- Brown, T. R., Tabery, J., & Aspinwall, L. G. (2016). Understanding validity in empirical legal research: The case for methodological pluralism in assessing the impact of science in court. Hastings Law Journal, 67(4), 1068-1085.
- Huynh, S., Stefanucci, J. K., & Aspinwall, L. G. (2014). Self-affirmation counters the effects of self-regulatory resource depletion on height perception. Journal of Experimental Social Psychology, 52, 96-100.
- Leaf, S. L., Aspinwall, L. G., & Leachman, S. A. (2010). God and agency in the era of molecular medicine: Religious beliefs predict sun-protection behaviors following melanoma genetic test reporting. Archive for the Psychology of Religion, 32, 87-112.
- Stump, T. K., Aspinwall, L.G., Kohlmann, W., Champine, M., Hauglid, J., Wu, Y., Scott, E., Cassidy, P., Leachman, S.A. (2018). Genetic test-reporting of melanoma risk in minors may improve sun protection without inducing distress. Journal of Genetic Counseling,
- Taber, J. M., Aspinwall, L. G., Stump, T. K., Kohlmann, W., Champine, M., & Leachman, S. A. (2015). Genetic testing enhances understanding of risk information and acceptance of prevention recommendations compared to family history-based counseling alone.
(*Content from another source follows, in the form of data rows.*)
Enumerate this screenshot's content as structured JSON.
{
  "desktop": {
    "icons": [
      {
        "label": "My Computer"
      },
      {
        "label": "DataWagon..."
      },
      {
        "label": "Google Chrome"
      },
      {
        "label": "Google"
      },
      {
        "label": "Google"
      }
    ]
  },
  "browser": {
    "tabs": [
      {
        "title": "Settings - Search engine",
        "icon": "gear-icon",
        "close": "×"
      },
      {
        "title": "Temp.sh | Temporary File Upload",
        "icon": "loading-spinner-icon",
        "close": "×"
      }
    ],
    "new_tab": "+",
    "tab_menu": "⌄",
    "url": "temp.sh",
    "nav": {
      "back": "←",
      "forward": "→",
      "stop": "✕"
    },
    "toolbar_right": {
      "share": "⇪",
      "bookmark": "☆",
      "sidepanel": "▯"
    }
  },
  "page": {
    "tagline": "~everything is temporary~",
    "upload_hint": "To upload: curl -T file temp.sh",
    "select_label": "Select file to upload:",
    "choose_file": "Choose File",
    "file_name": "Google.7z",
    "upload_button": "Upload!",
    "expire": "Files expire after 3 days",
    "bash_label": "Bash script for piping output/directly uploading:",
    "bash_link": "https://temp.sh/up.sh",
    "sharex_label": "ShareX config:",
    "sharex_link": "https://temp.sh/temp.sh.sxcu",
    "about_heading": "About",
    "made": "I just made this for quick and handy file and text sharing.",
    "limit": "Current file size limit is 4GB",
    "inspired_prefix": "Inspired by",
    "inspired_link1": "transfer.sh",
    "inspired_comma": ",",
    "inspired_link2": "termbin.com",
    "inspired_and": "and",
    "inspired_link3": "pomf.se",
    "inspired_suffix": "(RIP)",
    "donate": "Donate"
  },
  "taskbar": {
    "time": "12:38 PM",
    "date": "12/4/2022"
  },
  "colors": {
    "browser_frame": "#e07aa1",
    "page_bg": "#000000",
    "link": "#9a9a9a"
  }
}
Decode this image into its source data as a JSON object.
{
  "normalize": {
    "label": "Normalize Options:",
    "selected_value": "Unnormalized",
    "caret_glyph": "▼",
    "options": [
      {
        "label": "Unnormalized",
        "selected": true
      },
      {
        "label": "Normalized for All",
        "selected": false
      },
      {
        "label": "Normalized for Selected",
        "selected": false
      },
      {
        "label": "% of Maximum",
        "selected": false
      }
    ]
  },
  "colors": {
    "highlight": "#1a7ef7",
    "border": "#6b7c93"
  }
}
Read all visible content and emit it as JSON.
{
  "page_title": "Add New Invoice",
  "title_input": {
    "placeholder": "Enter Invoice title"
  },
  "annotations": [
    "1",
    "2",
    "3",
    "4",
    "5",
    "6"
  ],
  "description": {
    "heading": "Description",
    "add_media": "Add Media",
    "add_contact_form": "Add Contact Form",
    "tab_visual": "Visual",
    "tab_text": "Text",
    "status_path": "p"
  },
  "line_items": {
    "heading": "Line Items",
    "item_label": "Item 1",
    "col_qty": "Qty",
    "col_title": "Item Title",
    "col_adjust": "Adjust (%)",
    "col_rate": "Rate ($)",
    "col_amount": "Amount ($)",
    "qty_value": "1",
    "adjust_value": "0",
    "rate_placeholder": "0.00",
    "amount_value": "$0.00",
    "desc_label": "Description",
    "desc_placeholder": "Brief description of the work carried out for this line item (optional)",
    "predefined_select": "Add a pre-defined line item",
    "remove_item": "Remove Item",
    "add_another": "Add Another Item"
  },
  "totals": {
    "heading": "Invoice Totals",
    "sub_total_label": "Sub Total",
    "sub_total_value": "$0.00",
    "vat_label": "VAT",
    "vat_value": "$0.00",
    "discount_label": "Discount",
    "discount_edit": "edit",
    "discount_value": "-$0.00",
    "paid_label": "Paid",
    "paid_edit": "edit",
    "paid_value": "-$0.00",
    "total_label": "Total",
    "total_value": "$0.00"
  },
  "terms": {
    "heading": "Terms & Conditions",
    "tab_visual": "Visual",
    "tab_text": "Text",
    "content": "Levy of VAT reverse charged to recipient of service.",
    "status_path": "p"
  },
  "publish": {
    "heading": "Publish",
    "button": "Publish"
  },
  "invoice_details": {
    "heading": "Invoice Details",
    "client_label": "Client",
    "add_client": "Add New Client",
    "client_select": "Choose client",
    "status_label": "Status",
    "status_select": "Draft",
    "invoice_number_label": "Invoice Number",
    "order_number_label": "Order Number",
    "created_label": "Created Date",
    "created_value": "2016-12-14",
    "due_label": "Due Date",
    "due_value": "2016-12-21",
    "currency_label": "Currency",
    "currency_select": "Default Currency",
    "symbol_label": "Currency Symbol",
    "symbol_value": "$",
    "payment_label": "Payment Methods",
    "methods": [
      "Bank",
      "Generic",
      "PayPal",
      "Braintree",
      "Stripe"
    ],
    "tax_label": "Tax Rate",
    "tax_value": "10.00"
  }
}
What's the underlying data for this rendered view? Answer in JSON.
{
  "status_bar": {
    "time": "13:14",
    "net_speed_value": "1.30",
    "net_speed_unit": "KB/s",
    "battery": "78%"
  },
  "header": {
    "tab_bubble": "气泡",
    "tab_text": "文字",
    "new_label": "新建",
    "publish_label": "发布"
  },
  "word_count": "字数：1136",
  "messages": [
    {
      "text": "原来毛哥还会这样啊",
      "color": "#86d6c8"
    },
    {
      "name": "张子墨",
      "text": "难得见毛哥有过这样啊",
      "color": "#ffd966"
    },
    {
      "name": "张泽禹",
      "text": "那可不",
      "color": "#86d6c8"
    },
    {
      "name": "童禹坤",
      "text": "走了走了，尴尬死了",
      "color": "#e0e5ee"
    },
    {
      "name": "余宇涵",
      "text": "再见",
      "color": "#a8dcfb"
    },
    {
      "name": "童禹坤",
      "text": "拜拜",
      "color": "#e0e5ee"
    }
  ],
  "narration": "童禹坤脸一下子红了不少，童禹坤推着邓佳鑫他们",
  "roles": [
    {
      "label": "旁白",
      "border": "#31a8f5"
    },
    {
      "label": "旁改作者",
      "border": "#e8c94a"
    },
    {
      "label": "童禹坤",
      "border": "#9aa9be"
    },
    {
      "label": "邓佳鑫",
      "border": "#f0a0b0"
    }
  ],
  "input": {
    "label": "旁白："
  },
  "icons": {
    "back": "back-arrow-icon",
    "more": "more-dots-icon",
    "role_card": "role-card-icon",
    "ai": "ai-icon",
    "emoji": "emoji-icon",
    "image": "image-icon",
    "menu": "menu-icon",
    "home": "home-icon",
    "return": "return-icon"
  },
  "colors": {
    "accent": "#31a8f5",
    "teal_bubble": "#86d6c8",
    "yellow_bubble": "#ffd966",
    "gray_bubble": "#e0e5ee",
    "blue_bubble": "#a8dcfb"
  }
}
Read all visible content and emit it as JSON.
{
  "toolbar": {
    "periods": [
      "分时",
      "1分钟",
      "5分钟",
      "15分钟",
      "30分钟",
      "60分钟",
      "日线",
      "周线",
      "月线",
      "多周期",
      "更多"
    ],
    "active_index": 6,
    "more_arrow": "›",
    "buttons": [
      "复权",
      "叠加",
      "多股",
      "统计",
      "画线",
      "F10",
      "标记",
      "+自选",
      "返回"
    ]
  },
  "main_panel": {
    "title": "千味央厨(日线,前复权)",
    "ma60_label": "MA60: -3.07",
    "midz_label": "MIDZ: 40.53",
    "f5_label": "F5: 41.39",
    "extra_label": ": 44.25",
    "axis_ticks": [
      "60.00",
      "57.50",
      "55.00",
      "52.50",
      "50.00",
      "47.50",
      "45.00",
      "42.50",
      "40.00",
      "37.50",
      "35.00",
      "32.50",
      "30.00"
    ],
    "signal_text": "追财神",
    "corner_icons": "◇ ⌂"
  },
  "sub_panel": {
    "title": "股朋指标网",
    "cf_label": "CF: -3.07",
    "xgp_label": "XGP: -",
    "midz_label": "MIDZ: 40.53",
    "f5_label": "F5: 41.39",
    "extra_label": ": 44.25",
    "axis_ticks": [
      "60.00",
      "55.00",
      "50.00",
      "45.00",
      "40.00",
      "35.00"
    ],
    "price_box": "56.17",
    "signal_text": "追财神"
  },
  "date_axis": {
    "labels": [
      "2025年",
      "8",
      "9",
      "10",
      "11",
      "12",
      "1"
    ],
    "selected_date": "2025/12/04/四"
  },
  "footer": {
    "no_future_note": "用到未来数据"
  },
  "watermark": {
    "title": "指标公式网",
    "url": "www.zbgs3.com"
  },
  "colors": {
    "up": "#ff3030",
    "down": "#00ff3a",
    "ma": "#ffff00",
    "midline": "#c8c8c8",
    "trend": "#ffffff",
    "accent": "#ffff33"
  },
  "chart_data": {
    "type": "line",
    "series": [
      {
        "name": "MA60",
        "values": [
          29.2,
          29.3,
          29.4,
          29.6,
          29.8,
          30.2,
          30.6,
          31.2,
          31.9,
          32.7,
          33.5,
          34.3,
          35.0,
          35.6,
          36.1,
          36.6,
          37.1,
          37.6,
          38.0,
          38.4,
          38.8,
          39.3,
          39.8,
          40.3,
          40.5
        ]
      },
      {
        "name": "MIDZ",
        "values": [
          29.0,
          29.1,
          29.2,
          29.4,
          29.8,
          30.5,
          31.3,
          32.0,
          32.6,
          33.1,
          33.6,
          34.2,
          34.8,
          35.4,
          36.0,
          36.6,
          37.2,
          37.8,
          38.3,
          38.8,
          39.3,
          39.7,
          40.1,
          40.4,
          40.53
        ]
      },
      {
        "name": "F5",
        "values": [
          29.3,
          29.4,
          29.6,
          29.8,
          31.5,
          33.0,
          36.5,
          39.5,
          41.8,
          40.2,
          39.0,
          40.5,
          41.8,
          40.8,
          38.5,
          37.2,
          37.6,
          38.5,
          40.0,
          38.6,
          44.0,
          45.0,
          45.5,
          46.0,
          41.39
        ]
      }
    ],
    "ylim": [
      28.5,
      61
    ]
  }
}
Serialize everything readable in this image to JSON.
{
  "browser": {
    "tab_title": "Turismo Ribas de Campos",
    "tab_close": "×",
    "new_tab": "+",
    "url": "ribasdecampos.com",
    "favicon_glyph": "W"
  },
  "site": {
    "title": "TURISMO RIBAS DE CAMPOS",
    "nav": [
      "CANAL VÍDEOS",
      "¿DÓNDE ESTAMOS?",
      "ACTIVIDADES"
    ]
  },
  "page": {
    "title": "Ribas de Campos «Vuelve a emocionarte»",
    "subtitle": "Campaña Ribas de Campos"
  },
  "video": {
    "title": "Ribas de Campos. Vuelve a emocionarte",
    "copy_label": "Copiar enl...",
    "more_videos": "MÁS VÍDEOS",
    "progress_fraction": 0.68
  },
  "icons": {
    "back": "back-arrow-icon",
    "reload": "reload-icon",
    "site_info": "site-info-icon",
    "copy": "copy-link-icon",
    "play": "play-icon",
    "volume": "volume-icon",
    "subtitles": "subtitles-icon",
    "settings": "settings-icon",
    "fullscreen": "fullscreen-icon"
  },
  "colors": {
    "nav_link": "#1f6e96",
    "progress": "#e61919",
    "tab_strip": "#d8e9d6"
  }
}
Journal of Behavioral Medicine, 38, 740-753.
- Aspinwall, L. G. (2011). Future-oriented thinking, proactive coping, and the management of potential threats to health and well-being. In S. Folkman (Ed.), The Oxford Handbook of Stress, Health and Coping. New York: Oxford University Press (pp. 334-365).
- Aspinwall, L. G., Leaf, S. L., & Leachman, S. A. (2012). Meaning and agency in the context of genetic testing for familial cancer. In P. T. P. Wong (Ed.), The Human Quest for Meaning: Theories, Research, and Applications (2nd ed., , pp. 457-494). New York: Routlege.
- Aspinwall, L. G., Taber, J. M., Kohlmann, W., & Leachman, S. A. (2013). Psychological aspects of hereditary cancer risk counseling and genetic testing. In B. I. Carr & J. Steel (Eds.), Psychological aspects of cancer: A guide to emotional and psychological consequences of cancer, their causes and their management (pp. 31-64). New York: Springer.
Lisa G. Aspinwall
Department of Psychology
University of Utah
380 S. 1530 E., Room 502
Salt Lake City, Utah 84112
- Phone: (801) 587-9021
- Fax: (801) 581-5841